-- Exercise instructions --
Find the word "diffusion" in the data. Return every line where it appears.

##########

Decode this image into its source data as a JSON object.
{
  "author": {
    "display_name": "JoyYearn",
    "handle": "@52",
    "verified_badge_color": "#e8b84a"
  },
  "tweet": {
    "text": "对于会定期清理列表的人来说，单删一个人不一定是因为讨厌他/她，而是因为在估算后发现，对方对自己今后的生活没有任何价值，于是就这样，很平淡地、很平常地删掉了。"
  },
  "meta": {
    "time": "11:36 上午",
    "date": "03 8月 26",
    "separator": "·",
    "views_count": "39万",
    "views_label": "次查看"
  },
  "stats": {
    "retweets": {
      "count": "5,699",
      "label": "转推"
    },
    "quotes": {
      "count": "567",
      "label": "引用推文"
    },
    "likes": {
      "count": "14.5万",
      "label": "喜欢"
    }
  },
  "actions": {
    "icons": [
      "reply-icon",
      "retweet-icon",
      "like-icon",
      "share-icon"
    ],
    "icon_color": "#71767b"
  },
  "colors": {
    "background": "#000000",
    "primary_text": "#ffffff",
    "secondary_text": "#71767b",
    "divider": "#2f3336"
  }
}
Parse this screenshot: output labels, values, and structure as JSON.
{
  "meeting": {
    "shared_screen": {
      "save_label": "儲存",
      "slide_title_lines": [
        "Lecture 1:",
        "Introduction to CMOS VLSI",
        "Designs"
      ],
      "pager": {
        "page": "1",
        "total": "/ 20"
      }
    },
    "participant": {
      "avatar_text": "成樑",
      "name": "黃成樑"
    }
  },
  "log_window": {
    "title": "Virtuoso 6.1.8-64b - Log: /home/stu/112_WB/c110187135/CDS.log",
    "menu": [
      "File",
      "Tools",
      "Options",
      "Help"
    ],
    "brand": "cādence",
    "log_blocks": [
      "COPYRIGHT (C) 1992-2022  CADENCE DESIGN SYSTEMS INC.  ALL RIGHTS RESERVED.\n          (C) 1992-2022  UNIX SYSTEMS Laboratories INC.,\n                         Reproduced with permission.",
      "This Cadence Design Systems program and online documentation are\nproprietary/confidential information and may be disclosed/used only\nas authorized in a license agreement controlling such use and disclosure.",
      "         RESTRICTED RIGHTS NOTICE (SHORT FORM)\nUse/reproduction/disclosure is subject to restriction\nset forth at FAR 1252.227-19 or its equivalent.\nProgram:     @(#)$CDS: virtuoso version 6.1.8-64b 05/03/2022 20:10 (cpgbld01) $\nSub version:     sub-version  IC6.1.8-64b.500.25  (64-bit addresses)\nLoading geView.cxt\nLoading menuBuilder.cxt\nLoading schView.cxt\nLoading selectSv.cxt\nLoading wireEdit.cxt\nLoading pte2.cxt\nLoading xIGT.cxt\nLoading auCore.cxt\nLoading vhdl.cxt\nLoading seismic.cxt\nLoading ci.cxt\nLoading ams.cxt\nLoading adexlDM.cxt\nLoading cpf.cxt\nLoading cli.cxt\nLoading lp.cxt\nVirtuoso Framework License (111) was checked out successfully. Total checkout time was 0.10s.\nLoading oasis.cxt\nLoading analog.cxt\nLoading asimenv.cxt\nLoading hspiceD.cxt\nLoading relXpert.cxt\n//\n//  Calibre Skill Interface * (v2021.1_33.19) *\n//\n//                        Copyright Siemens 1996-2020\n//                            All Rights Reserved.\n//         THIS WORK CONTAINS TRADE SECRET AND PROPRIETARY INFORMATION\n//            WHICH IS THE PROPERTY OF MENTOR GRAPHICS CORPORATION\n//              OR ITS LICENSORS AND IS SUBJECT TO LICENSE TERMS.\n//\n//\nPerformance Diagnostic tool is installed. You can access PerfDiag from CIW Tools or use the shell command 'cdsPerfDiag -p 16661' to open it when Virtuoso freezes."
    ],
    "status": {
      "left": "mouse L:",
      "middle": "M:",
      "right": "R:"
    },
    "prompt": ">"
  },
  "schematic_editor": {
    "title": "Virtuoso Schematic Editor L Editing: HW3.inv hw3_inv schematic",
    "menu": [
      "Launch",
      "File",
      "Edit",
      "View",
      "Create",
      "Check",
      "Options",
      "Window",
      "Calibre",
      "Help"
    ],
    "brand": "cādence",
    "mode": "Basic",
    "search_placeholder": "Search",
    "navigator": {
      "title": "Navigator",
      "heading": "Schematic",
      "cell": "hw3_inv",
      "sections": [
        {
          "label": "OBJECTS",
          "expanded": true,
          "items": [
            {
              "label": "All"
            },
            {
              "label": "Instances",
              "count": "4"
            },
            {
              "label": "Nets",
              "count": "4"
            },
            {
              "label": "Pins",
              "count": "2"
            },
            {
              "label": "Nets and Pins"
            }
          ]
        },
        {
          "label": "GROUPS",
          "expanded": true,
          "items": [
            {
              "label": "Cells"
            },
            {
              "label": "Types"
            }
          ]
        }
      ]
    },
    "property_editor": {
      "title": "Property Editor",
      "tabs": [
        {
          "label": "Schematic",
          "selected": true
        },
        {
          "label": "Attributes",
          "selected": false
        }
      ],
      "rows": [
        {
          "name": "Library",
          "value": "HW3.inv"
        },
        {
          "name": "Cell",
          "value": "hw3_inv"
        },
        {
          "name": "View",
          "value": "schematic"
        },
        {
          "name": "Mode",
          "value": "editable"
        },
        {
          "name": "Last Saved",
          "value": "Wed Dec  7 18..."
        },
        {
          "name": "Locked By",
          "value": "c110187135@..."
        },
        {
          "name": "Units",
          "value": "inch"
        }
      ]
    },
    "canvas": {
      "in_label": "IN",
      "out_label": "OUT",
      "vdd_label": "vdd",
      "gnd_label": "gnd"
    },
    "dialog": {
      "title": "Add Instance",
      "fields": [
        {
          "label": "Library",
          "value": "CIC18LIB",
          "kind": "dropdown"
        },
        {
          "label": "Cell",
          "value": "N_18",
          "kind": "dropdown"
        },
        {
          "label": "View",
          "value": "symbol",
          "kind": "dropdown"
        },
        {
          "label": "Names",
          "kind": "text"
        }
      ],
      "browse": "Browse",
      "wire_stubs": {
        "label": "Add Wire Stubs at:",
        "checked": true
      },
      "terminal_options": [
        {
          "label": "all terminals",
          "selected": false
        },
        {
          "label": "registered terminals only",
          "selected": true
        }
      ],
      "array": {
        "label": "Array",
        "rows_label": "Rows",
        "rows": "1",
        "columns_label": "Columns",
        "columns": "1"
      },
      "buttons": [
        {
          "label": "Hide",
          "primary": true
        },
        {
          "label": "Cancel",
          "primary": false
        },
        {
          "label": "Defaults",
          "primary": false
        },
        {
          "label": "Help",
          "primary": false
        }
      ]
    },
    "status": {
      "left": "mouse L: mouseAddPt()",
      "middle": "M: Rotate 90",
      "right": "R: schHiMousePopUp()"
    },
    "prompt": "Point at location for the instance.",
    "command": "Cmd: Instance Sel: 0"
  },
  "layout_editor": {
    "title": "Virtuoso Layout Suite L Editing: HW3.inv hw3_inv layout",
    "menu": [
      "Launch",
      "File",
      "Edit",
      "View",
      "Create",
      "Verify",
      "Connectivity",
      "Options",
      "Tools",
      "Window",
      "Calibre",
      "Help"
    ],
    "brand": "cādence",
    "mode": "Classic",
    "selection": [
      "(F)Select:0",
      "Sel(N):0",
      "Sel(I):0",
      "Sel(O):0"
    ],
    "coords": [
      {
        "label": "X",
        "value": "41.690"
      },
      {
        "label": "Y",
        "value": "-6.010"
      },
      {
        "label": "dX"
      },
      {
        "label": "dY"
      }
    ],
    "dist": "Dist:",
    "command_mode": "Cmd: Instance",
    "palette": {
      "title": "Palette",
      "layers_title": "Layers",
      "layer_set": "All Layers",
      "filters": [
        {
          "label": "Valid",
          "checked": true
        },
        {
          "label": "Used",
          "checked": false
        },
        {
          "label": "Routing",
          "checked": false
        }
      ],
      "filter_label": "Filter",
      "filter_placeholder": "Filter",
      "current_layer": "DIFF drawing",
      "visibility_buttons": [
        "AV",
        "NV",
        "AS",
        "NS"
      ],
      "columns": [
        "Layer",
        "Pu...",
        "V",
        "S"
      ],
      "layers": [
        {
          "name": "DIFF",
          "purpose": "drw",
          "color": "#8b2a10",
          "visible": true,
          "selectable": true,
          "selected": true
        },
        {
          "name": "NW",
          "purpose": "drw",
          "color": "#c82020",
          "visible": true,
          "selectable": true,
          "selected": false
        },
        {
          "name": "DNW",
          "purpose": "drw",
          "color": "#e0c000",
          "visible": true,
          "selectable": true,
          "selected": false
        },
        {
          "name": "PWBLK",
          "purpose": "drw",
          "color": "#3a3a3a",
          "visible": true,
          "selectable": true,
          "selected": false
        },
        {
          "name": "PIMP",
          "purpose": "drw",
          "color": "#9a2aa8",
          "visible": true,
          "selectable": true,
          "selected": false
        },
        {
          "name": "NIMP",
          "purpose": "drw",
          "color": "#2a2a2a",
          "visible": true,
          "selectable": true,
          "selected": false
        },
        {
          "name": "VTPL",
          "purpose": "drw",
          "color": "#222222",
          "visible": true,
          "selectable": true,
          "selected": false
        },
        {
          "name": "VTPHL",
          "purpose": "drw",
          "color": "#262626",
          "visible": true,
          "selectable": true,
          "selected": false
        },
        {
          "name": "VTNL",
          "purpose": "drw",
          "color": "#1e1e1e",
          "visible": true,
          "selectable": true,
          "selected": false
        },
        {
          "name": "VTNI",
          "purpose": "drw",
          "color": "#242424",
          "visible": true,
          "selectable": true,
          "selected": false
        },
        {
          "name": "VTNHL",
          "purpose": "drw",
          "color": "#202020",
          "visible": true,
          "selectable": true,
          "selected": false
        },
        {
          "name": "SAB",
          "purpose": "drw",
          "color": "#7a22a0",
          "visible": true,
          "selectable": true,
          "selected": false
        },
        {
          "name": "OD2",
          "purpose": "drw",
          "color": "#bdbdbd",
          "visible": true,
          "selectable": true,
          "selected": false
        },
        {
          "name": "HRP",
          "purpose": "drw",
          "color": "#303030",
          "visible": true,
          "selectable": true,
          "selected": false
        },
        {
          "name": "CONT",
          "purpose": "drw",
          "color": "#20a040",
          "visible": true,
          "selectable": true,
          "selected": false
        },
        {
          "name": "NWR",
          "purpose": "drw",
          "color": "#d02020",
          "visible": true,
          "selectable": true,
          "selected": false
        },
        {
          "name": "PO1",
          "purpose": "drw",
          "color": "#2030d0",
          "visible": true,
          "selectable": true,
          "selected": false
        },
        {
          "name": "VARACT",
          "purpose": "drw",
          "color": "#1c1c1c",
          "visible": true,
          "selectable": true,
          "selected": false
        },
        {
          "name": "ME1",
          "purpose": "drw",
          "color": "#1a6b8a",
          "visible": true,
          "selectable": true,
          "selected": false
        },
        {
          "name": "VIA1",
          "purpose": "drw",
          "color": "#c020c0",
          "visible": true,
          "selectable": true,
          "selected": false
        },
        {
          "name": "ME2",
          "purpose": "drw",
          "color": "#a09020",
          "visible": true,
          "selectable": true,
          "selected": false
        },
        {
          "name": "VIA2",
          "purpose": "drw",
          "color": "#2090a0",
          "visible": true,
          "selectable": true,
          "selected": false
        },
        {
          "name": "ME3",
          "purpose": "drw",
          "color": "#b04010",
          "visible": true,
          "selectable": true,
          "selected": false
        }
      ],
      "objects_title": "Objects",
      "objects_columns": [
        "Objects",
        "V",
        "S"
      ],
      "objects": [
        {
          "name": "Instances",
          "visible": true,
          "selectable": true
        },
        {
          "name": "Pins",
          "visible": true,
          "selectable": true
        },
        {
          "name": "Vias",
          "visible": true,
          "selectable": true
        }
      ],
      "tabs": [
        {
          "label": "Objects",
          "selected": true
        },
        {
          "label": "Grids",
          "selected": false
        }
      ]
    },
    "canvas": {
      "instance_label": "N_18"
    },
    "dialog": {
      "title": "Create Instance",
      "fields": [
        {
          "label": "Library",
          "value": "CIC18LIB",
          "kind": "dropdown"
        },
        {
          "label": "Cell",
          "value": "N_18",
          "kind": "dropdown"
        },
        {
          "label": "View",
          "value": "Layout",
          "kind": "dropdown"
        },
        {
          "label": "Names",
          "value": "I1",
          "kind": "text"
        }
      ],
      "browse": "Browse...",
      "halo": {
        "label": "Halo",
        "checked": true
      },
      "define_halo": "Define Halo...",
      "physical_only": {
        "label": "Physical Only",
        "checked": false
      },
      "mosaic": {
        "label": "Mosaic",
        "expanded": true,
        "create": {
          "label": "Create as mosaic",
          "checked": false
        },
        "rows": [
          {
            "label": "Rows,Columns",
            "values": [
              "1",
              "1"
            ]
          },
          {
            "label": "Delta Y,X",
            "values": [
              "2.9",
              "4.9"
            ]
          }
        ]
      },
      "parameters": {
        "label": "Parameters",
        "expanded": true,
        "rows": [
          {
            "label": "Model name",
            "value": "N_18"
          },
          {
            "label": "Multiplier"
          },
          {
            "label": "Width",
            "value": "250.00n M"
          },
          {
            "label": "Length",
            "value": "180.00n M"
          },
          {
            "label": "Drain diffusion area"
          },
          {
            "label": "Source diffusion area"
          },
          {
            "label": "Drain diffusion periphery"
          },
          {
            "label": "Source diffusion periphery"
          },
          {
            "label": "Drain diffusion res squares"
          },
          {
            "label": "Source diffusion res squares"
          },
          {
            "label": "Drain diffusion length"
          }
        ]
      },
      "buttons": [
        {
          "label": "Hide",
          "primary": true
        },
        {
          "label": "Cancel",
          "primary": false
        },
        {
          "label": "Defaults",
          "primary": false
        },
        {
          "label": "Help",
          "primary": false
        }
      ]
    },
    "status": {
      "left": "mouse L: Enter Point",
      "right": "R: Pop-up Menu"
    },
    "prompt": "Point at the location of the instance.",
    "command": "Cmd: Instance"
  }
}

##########

-- Response --
            "label": "Drain diffusion area"
            "label": "Source diffusion area"
            "label": "Drain diffusion periphery"
            "label": "Source diffusion periphery"
            "label": "Drain diffusion res squares"
            "label": "Source diffusion res squares"
            "label": "Drain diffusion length"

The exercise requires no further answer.